Weizmann Institute scientists have added a significant piece to the puzzle of scaling how patterns stay in sync with size as an embryo or organism grows and develops. In a new study appearing in Current Biology, Institute scientists Profs. Naama Barkai and Ben-Zion Shilo and research student Danny Ben-Zvi of the Molecular Genetics Department have shown how scaling works in developing fruit fly wings in which the vein structure stays perfectly proportioned and their findings should be applicable to many different examples of development, including human embryonic development.
The scientists knew that patterning relies on morphogens substances that are secreted by a small number of cells in the center of the developing embryo, and from there, diffuse outward. As morphogens disperse, the levels drop off in the cells further from the center, and thus the concentration relays a signal to the developing cells about their place and function in the growing organism. But such a morphogen diffuses from the center at the same rate in a small organism as in a larger one, and thus would not effect scaling on its own.

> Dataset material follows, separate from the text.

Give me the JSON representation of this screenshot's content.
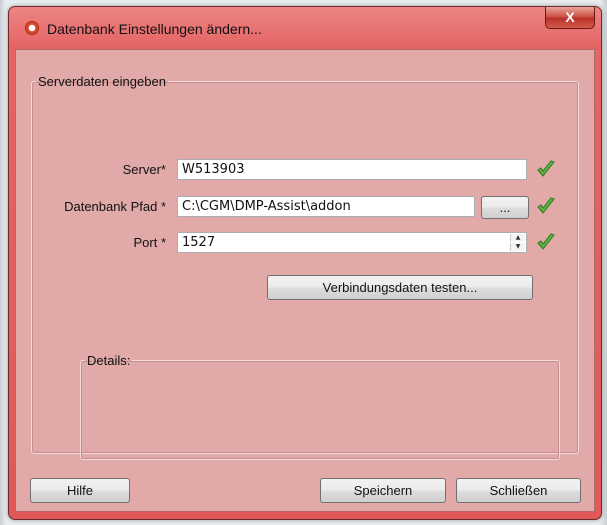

Several years ago, the researchers found a molecule in frog embryos that is synthesized at the edges and diffuses inward. This second molecule also functions as a morphogen, and it is the redistribution of this molecule that finally determines the morphogen signal each developing cell receives, in a way that takes embryo size into consideration.
Next, Barkai and Ben-Zvi created a theoretical model, called an expansion-repression model, in which an expander molecule on the growing edge aids in the distribution of the central morphogen, which eventually represses the synthesis of the expander molecule at the edge. The model suggests just how this interplay between expansion created at the edge and repression moving from the center results in a pattern built to scale.
Ben-Zvi, Barkai and Shilo have now brought the theoretical model back into the lab, carrying out experiments on fruit fly larvae, in which wing patterning already begins in small structures called wing discs.
The scientists collected fruit fly larvae of varying sizes and, using a quantitative method they developed, checked the distribution of concentrations of a morphogen called Dpp. Then, they eliminated another molecule called Pentagone which they suspected of playing the role of expander from the developing wing disc and checked again. Their findings showed that the wings in the unaltered fruit flies revealed the morphogen scaling activity predicted by the model, its signals being proportionate to wing size. In contrast, in the flies without Pentagone the Dpp morphogen was distributed in the same way in all the wings, regardless of their relative sizes. Thus, they were able to show that Pentagone is, indeed, an expansion molecule and that the expansion-repression paradigm they had formulated can be applied to such differing organisms as frogs and fruit flies.
Shilo said: "The beauty of this research lies in the way it seamlessly weaves a theoretical model into experimental biology. With this fresh, new approach to investigating scaling, rather than searching for complex molecular mechanisms, we can begin by looking for this relatively simple and universal paradigm."